In the past few months, two photo editors – David Furst from the International Desk and Jeffrey Henson Scales from Opinion – have reviewed around half a million published and unpublished photos.
“I don’t know I’ve ever come across a work as complicated as this,” David said.
Along with an introduction by Dean Baquet, the Times editor-in-chief, the project features first-hand reports from photographers that provide context behind the camera. There are always photographers around the world living the story they tell – under oppressive governments or in neighborhoods that become battlefields of war – but by 2020 everyone has lived it.
The first photo that appears was taken on January 1st. Just seconds after 2020, in the heart of Times Square, photographer Calla Kessler captured what is likely the first New Year’s photo of a same-sex couple kissing on the front page of The Times.
Almost every editor and writer who worked on The Year in Pictures reacted the same way to the celebratory scene in the frame: “These people had no idea what was coming.”
When asked what you want readers to feel, Jeffrey replied, “It’s been a long year of heroism. And so far we’ve made it. Be happy about it. “
That’s it for this briefing. Until next time.
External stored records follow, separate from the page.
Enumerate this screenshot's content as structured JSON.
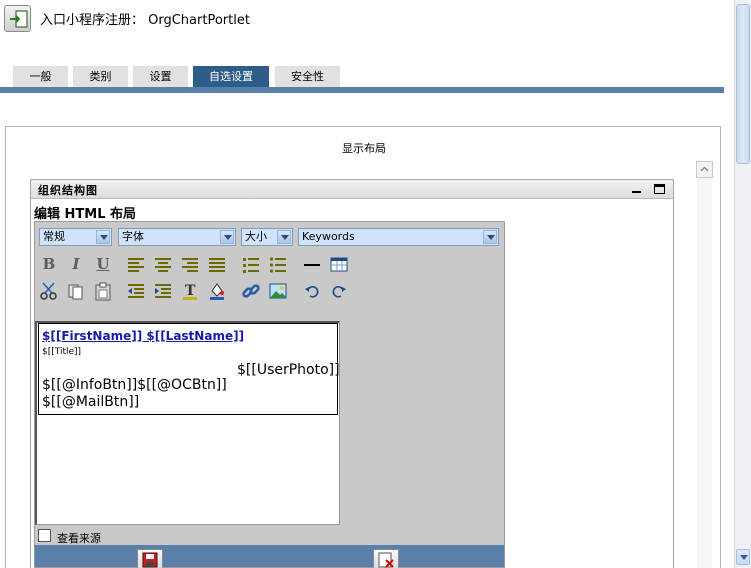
{
  "header": {
    "title": "入口小程序注册： OrgChartPortlet"
  },
  "tabs": [
    {
      "label": "一般"
    },
    {
      "label": "类别"
    },
    {
      "label": "设置"
    },
    {
      "label": "自选设置"
    },
    {
      "label": "安全性"
    }
  ],
  "active_tab": "自选设置",
  "panel": {
    "title": "显示布局"
  },
  "portlet": {
    "title": "组织结构图"
  },
  "editor": {
    "heading": "编辑 HTML 布局",
    "selects": {
      "format": "常规",
      "font": "字体",
      "size": "大小",
      "keywords": "Keywords"
    },
    "content": {
      "name_line": "$[[FirstName]] $[[LastName]]",
      "title_line": "$[[Title]]",
      "photo_line": "$[[UserPhoto]]",
      "buttons_line": "$[[@InfoBtn]]$[[@OCBtn]]",
      "mail_line": "$[[@MailBtn]]"
    },
    "view_source_label": "查看来源"
  },
  "colors": {
    "accent": "#2f5d8a",
    "bar": "#5a7fa8",
    "link": "#1a1aa8"
  }
}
To Theodore Kim and Jahaan Singh for the break from the news. You can reach the team at [email protected]
• We listen to “The Daily”. Our final episode is the runoff in Georgia that will rule over control of the US Senate.
• Here is our mini crossword puzzle and a clue: Yo-Yo Ma’s instrument (five letters). You can find all of our puzzles here.
• The print edition of The Times on Sunday December 13th includes the annual Puzzle Mania section. There is a super mega crossword puzzle as well as a meta competition with a grand prize of $ 1,000. Copies will be sold in our store at a later date.